Among the Serbian candidates, the wildcard for the West is PDP leader Mladen Ivanjic, the surprise in the recent municipal elections. He has the support of a large number of voters who, instead of casting protest votes against the SDS, voted for real political change. The RS voters, disappointed by both Biljana Plavsic and Milorad Dodik, cast their ballots for the young economics expert in the hope of a better future.
The "international community" will undoubtedly play a large role in Ivanjic´s political future. More than likely he will be forced to support Dodik´s candidacy for RS president and in return for the prime minister´s position.
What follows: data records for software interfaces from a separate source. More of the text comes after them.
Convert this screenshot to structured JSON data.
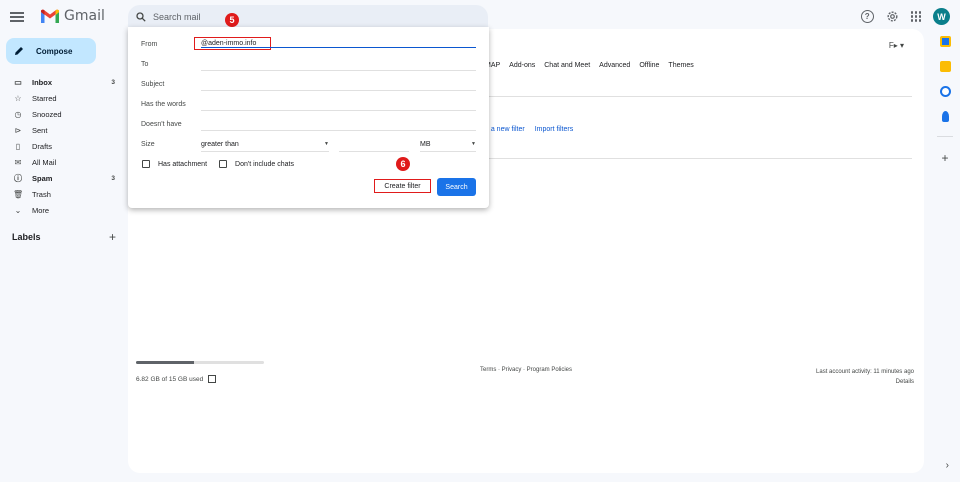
{
  "app": {
    "name": "Gmail"
  },
  "search": {
    "placeholder": "Search mail"
  },
  "avatar": {
    "letter": "W",
    "color": "#0a7f8b"
  },
  "compose": {
    "label": "Compose"
  },
  "sidebar": {
    "items": [
      {
        "label": "Inbox",
        "icon": "inbox-icon",
        "glyph": "▭",
        "count": "3",
        "bold": true
      },
      {
        "label": "Starred",
        "icon": "star-icon",
        "glyph": "☆",
        "count": ""
      },
      {
        "label": "Snoozed",
        "icon": "clock-icon",
        "glyph": "◷",
        "count": ""
      },
      {
        "label": "Sent",
        "icon": "send-icon",
        "glyph": "⊳",
        "count": ""
      },
      {
        "label": "Drafts",
        "icon": "draft-icon",
        "glyph": "▯",
        "count": ""
      },
      {
        "label": "All Mail",
        "icon": "all-mail-icon",
        "glyph": "✉",
        "count": ""
      },
      {
        "label": "Spam",
        "icon": "spam-icon",
        "glyph": "ⓘ",
        "count": "3",
        "bold": true
      },
      {
        "label": "Trash",
        "icon": "trash-icon",
        "glyph": "🗑",
        "count": ""
      },
      {
        "label": "More",
        "icon": "chevron-down-icon",
        "glyph": "⌄",
        "count": ""
      }
    ],
    "labels_heading": "Labels"
  },
  "settings": {
    "tabs": [
      "MAP",
      "Add-ons",
      "Chat and Meet",
      "Advanced",
      "Offline",
      "Themes"
    ],
    "filter_links": [
      "e a new filter",
      "Import filters"
    ]
  },
  "filter_form": {
    "from_label": "From",
    "from_value": "@aden-immo.info",
    "to_label": "To",
    "subject_label": "Subject",
    "has_words_label": "Has the words",
    "doesnt_have_label": "Doesn't have",
    "size_label": "Size",
    "size_operator": "greater than",
    "size_unit": "MB",
    "has_attachment_label": "Has attachment",
    "no_chats_label": "Don't include chats",
    "create_filter_label": "Create filter",
    "search_label": "Search"
  },
  "annotations": {
    "step5": "5",
    "step6": "6",
    "color": "#e01b1b"
  },
  "storage": {
    "text": "6.82 GB of 15 GB used",
    "used_fraction": 0.45
  },
  "footer": {
    "links": "Terms · Privacy · Program Policies",
    "activity": "Last account activity: 11 minutes ago",
    "details": "Details"
  },
  "colors": {
    "accent": "#0b57d0",
    "compose_bg": "#c2e7ff",
    "search_button": "#1a73e8"
  }
}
If he rejects such an offer, Ivanjic risks the same fate as Biljana Plavsic: first supported, then used, then discarded to a growing political scrap heap.
The other election wildcard is the number of Muslim votes in the RS which could reach 100,000. In the last election the Muslim voters cast their ballots for an outsider who had no chance of winning instead of supporting Biljana Plavsic against Nikola Poplasen. Consequently, the West´s then favourite Biljana Plavsic lost to anti-West oriented Nikola Poplasen. Eventually, Poplasen´s victory was declared null and void by the West - another move in contravention of diplomatic principles - and Dodik retained the premiership even though he had lost in the elections.
Another distinct possibility is for the SDS to receive another electoral gift, like the capture of Momcilo Krajisnik, which would lead to yet another sympathy vote for that party. The SDS is fully aware of that and is no hurry to name its candidate. As a result of a number of discriminatory policies against the Bosnian Serbs, the SDS is assured of good results at the polling booth. What is needed is a defining incident that will show discrimination against the Serbs as a whole.
All three nationalities are being manipulated at will by the occupying powers. The entire matter of administration for the people of the Balkans is reminiscent of the Stalinist Cheka, the notorious secret police who were judge, jury and executioner at the same time, another tragedy for the Balkan peoples who have once again become currency in the affairs of international "elites" instead of masters of their own destinies. The only question that remains unanswered is: What is the end game?
The Centre for Peace in the Balkans